Carry out online and social media awareness campaigns to educate young people and the public about depression, overstimulation, and to show a true picture of life, rejecting idealised images. Including influencers in this campaign can help to reach a younger audience.
This could be implemented in a competition format for young people.
Education in schools
Work with the Department of Education to create a list of professionals and organisations that can come to schools and give workshops, talks and lectures on mental health prevention, stress and emotion management during parenting hours.
Education of parents
Organise meetings with parents about depression and mental health problems. Imparting knowledge about behaviours that may indicate a pre-depressive state or depression. Encouraging the use of specialist support. Acquiring the skills to select people suitable for therapeutic work.
Emphasising that depression is an illness, not a sentence, and that there are effective forms of treatment. Avoiding the stigma associated with psychotherapy and psychiatrists. Promoting the use of psychological and psychotherapeutic help as a natural behaviour in caring for mental health.

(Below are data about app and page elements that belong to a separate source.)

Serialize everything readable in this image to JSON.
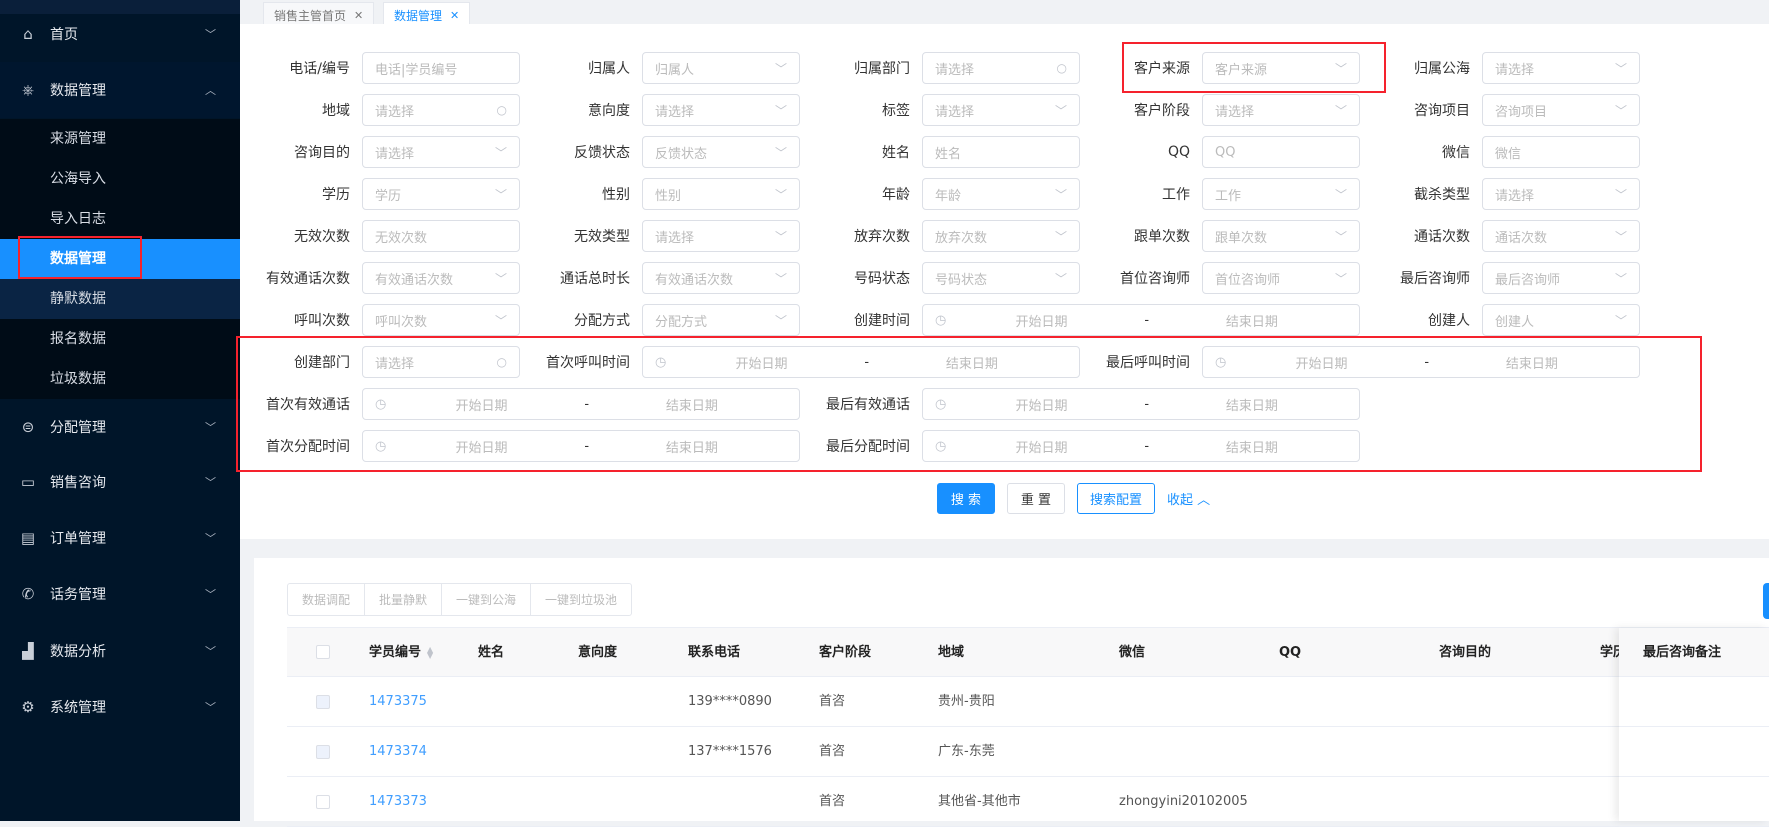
{
  "sidebar": {
    "menu": [
      {
        "label": "首页",
        "icon": "home-icon",
        "glyph": "⌂",
        "open": false
      },
      {
        "label": "数据管理",
        "icon": "database-icon",
        "glyph": "⎈",
        "open": true
      },
      {
        "label": "分配管理",
        "icon": "distribute-icon",
        "glyph": "⊜",
        "open": false
      },
      {
        "label": "销售咨询",
        "icon": "chat-icon",
        "glyph": "▭",
        "open": false
      },
      {
        "label": "订单管理",
        "icon": "order-icon",
        "glyph": "▤",
        "open": false
      },
      {
        "label": "话务管理",
        "icon": "phone-icon",
        "glyph": "✆",
        "open": false
      },
      {
        "label": "数据分析",
        "icon": "chart-icon",
        "glyph": "▟",
        "open": false
      },
      {
        "label": "系统管理",
        "icon": "gear-icon",
        "glyph": "⚙",
        "open": false
      }
    ],
    "submenu": [
      "来源管理",
      "公海导入",
      "导入日志",
      "数据管理",
      "静默数据",
      "报名数据",
      "垃圾数据"
    ],
    "active_sub": "数据管理"
  },
  "tabs": [
    {
      "label": "销售主管首页",
      "active": false
    },
    {
      "label": "数据管理",
      "active": true
    }
  ],
  "form": {
    "fields": [
      {
        "label": "电话/编号",
        "placeholder": "电话|学员编号",
        "type": "input"
      },
      {
        "label": "归属人",
        "placeholder": "归属人",
        "type": "select"
      },
      {
        "label": "归属部门",
        "placeholder": "请选择",
        "type": "search"
      },
      {
        "label": "客户来源",
        "placeholder": "客户来源",
        "type": "select"
      },
      {
        "label": "归属公海",
        "placeholder": "请选择",
        "type": "select"
      },
      {
        "label": "地域",
        "placeholder": "请选择",
        "type": "search"
      },
      {
        "label": "意向度",
        "placeholder": "请选择",
        "type": "select"
      },
      {
        "label": "标签",
        "placeholder": "请选择",
        "type": "select"
      },
      {
        "label": "客户阶段",
        "placeholder": "请选择",
        "type": "select"
      },
      {
        "label": "咨询项目",
        "placeholder": "咨询项目",
        "type": "select"
      },
      {
        "label": "咨询目的",
        "placeholder": "请选择",
        "type": "select"
      },
      {
        "label": "反馈状态",
        "placeholder": "反馈状态",
        "type": "select"
      },
      {
        "label": "姓名",
        "placeholder": "姓名",
        "type": "input"
      },
      {
        "label": "QQ",
        "placeholder": "QQ",
        "type": "input"
      },
      {
        "label": "微信",
        "placeholder": "微信",
        "type": "input"
      },
      {
        "label": "学历",
        "placeholder": "学历",
        "type": "select"
      },
      {
        "label": "性别",
        "placeholder": "性别",
        "type": "select"
      },
      {
        "label": "年龄",
        "placeholder": "年龄",
        "type": "select"
      },
      {
        "label": "工作",
        "placeholder": "工作",
        "type": "select"
      },
      {
        "label": "截杀类型",
        "placeholder": "请选择",
        "type": "select"
      },
      {
        "label": "无效次数",
        "placeholder": "无效次数",
        "type": "input"
      },
      {
        "label": "无效类型",
        "placeholder": "请选择",
        "type": "select"
      },
      {
        "label": "放弃次数",
        "placeholder": "放弃次数",
        "type": "select"
      },
      {
        "label": "跟单次数",
        "placeholder": "跟单次数",
        "type": "select"
      },
      {
        "label": "通话次数",
        "placeholder": "通话次数",
        "type": "select"
      },
      {
        "label": "有效通话次数",
        "placeholder": "有效通话次数",
        "type": "select"
      },
      {
        "label": "通话总时长",
        "placeholder": "有效通话次数",
        "type": "select"
      },
      {
        "label": "号码状态",
        "placeholder": "号码状态",
        "type": "select"
      },
      {
        "label": "首位咨询师",
        "placeholder": "首位咨询师",
        "type": "select"
      },
      {
        "label": "最后咨询师",
        "placeholder": "最后咨询师",
        "type": "select"
      },
      {
        "label": "呼叫次数",
        "placeholder": "呼叫次数",
        "type": "select"
      },
      {
        "label": "分配方式",
        "placeholder": "分配方式",
        "type": "select"
      },
      {
        "label": "创建时间",
        "type": "daterange",
        "start": "开始日期",
        "end": "结束日期",
        "sep": "-"
      },
      {
        "label": "创建人",
        "placeholder": "创建人",
        "type": "select"
      },
      {
        "label": "创建部门",
        "placeholder": "请选择",
        "type": "search"
      },
      {
        "label": "首次呼叫时间",
        "type": "daterange",
        "start": "开始日期",
        "end": "结束日期",
        "sep": "-"
      },
      {
        "label": "最后呼叫时间",
        "type": "daterange",
        "start": "开始日期",
        "end": "结束日期",
        "sep": "-"
      },
      {
        "label": "首次有效通话",
        "type": "daterange",
        "start": "开始日期",
        "end": "结束日期",
        "sep": "-"
      },
      {
        "label": "最后有效通话",
        "type": "daterange",
        "start": "开始日期",
        "end": "结束日期",
        "sep": "-"
      },
      {
        "label": "首次分配时间",
        "type": "daterange",
        "start": "开始日期",
        "end": "结束日期",
        "sep": "-"
      },
      {
        "label": "最后分配时间",
        "type": "daterange",
        "start": "开始日期",
        "end": "结束日期",
        "sep": "-"
      }
    ],
    "buttons": {
      "search": "搜 索",
      "reset": "重 置",
      "config": "搜索配置",
      "collapse": "收起 ︿"
    }
  },
  "toolbar": [
    "数据调配",
    "批量静默",
    "一键到公海",
    "一键到垃圾池"
  ],
  "table": {
    "columns": [
      "学员编号",
      "姓名",
      "意向度",
      "联系电话",
      "客户阶段",
      "地域",
      "微信",
      "QQ",
      "咨询目的",
      "学历"
    ],
    "fixed_column": "最后咨询备注",
    "rows": [
      {
        "id": "1473375",
        "name": "",
        "intent": "",
        "phone": "139****0890",
        "stage": "首咨",
        "region": "贵州-贵阳",
        "wechat": "",
        "qq": "",
        "purpose": "",
        "edu": ""
      },
      {
        "id": "1473374",
        "name": "",
        "intent": "",
        "phone": "137****1576",
        "stage": "首咨",
        "region": "广东-东莞",
        "wechat": "",
        "qq": "",
        "purpose": "",
        "edu": ""
      },
      {
        "id": "1473373",
        "name": "",
        "intent": "",
        "phone": "",
        "stage": "首咨",
        "region": "其他省-其他市",
        "wechat": "zhongyini20102005",
        "qq": "",
        "purpose": "",
        "edu": ""
      }
    ]
  },
  "colors": {
    "accent": "#1890ff",
    "sidebar": "#001529",
    "annotation": "#f5222d"
  }
}
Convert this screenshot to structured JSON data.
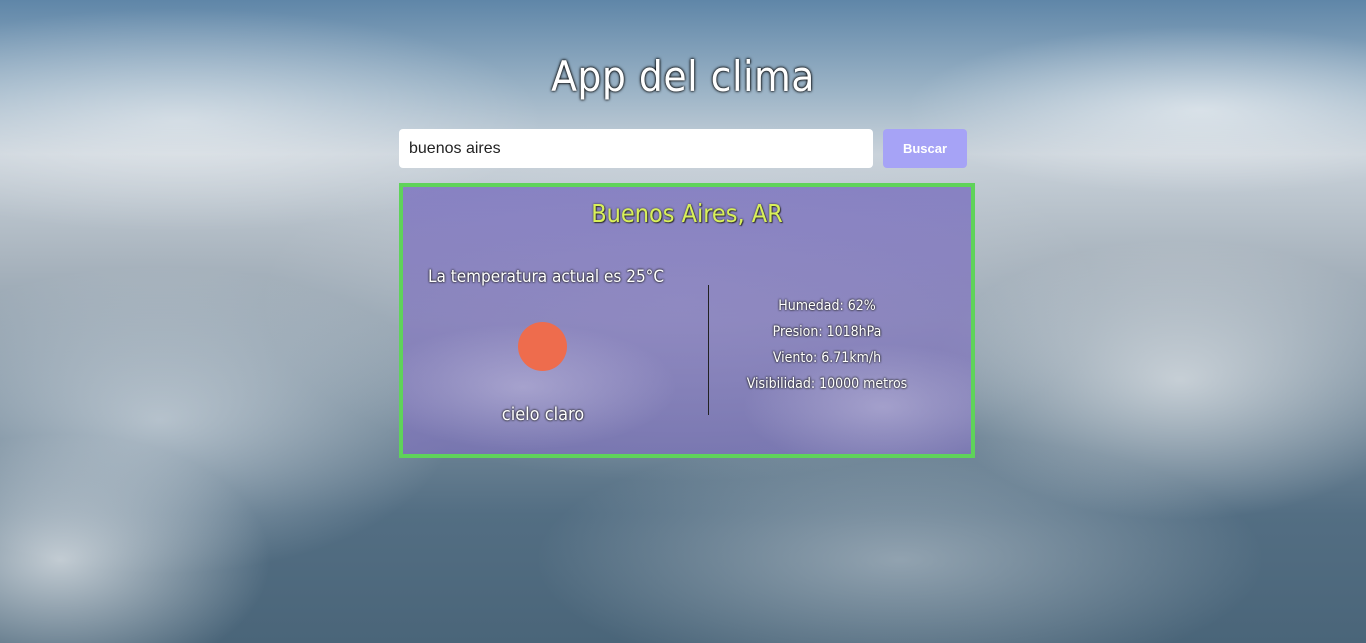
{
  "app": {
    "title": "App del clima"
  },
  "search": {
    "value": "buenos aires",
    "button_label": "Buscar"
  },
  "weather": {
    "city": "Buenos Aires, AR",
    "temperature_text": "La temperatura actual es 25°C",
    "icon": "sun-icon",
    "description": "cielo claro",
    "humidity": "Humedad: 62%",
    "pressure": "Presion: 1018hPa",
    "wind": "Viento: 6.71km/h",
    "visibility": "Visibilidad: 10000 metros"
  },
  "colors": {
    "card_border": "#5fd35a",
    "city_text": "#d9f05a",
    "button_bg": "#a6a3f6",
    "sun": "#ee6c4d"
  }
}
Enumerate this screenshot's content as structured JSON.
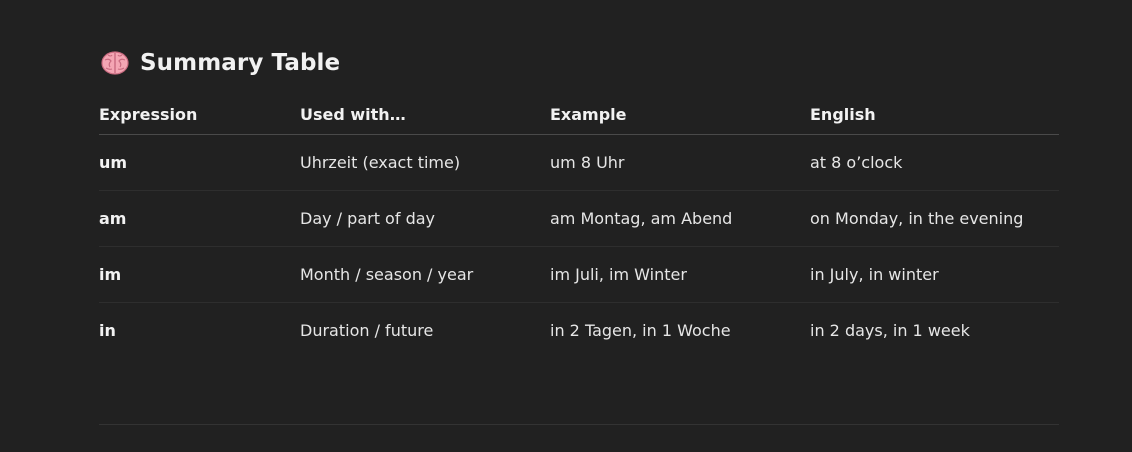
{
  "section": {
    "icon": "brain-icon",
    "title": "Summary Table"
  },
  "table": {
    "headers": [
      "Expression",
      "Used with…",
      "Example",
      "English"
    ],
    "rows": [
      [
        "um",
        "Uhrzeit (exact time)",
        "um 8 Uhr",
        "at 8 o’clock"
      ],
      [
        "am",
        "Day / part of day",
        "am Montag, am Abend",
        "on Monday, in the evening"
      ],
      [
        "im",
        "Month / season / year",
        "im Juli, im Winter",
        "in July, in winter"
      ],
      [
        "in",
        "Duration / future",
        "in 2 Tagen, in 1 Woche",
        "in 2 days, in 1 week"
      ]
    ]
  },
  "colors": {
    "background": "#212121",
    "text": "#ececec",
    "divider": "#4a4a4a",
    "brain_pink": "#f4a6b4"
  }
}
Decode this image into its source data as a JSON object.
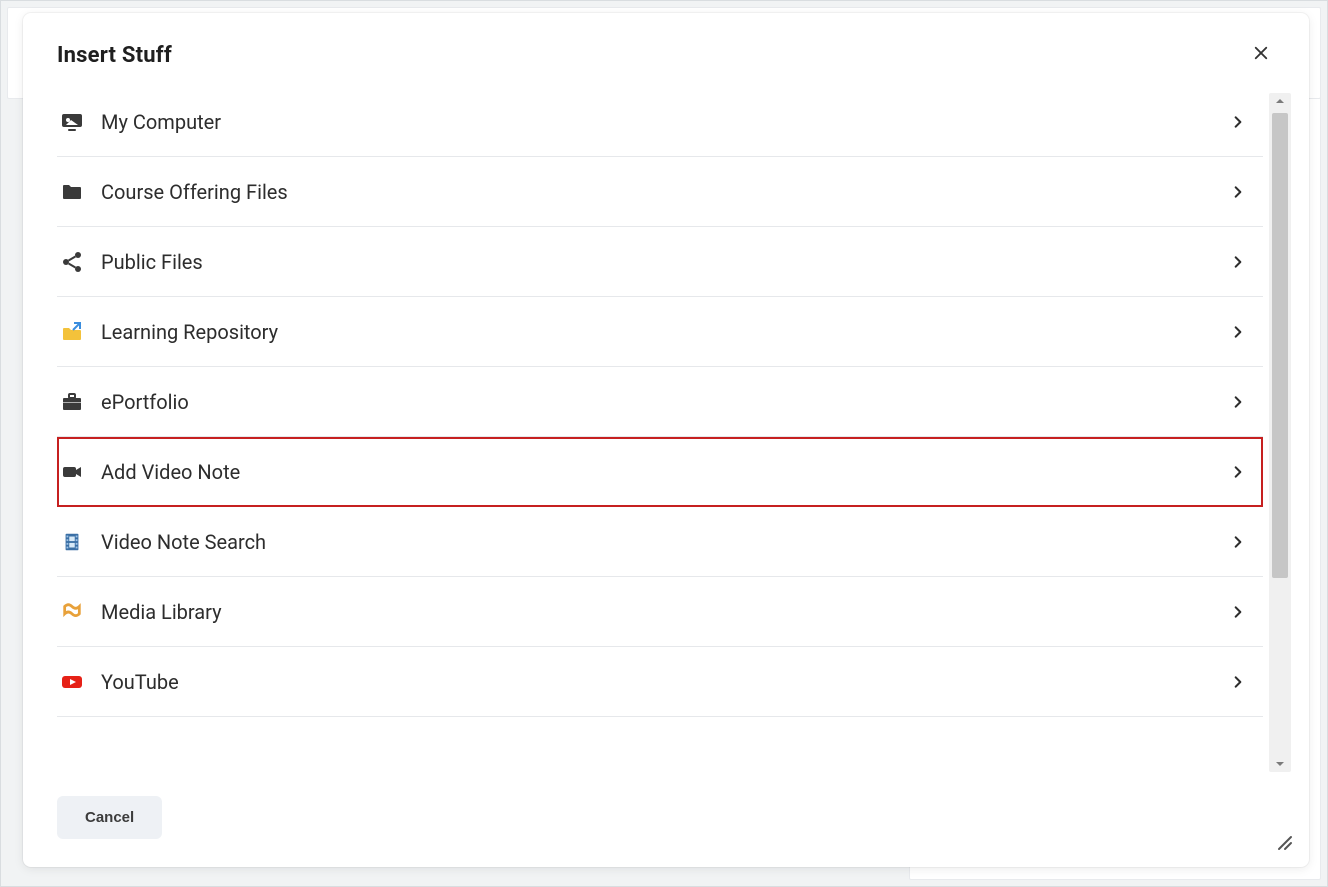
{
  "dialog": {
    "title": "Insert Stuff",
    "items": [
      {
        "label": "My Computer",
        "icon": "computer-icon"
      },
      {
        "label": "Course Offering Files",
        "icon": "folder-icon"
      },
      {
        "label": "Public Files",
        "icon": "share-icon"
      },
      {
        "label": "Learning Repository",
        "icon": "repository-icon"
      },
      {
        "label": "ePortfolio",
        "icon": "briefcase-icon"
      },
      {
        "label": "Add Video Note",
        "icon": "video-camera-icon",
        "highlighted": true
      },
      {
        "label": "Video Note Search",
        "icon": "film-strip-icon"
      },
      {
        "label": "Media Library",
        "icon": "media-icon"
      },
      {
        "label": "YouTube",
        "icon": "youtube-icon"
      }
    ],
    "cancel_label": "Cancel"
  }
}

Popularise the helpline for young people. This is a much-needed way of first contact with a psychologist outside of school. Anonymity and a sense of security that the information provided about wellbeing will not be used inappropriately is important here.
First visit to the psychologist without parental consent
Introduce the possibility of a first visit to a psychologist or therapist without parental consent. This will allow young people to feel more independent and enable them to seek support if they are not ready, if they do not want to inform their parents about their problems and/or if the parents do not agree to see a psychologist, e.g. because they think that depression is not an illness and that the child does not need to see a psychologist, but can, for example, go for a run.
Stress accompanies us every day: at school, in the family, it is part of our relationships with our peers. School is a source of very high stress: a lot is demanded of us, we are not built a relationship with us, we are just trying to pass on knowledge and test it. How do we cope with stress? Through stimulants, shutting ourselves away, we escape from reality. Our bodies react with insomnia, headaches. We need knowledge about how to deal with stress. But we also need more support and acceptance and less pressure.
Proposed activities to be implemented:
Social campaign "Visiting a psychologist, therapist, psychiatrist is ok".
Social campaign to present visiting such a specialist as something normal, important, not stigmatising. Asking parents not to underestimate their children's problems and to allow them to benefit from such services. Emboldening young people to want to use such support.
Supporting the building of people-to-people links between residents
Supporting or organising various events to integrate the community, especially young people, e.g. board games in the park, a dance in the centre. We need places where it is not stressful but encouraging and everyone, even alone, can come and meet people.
Anti-stress workshops in schools
We see a need for workshops in schools to teach young people how to deal with stress. For example, meditation or breathing exercises.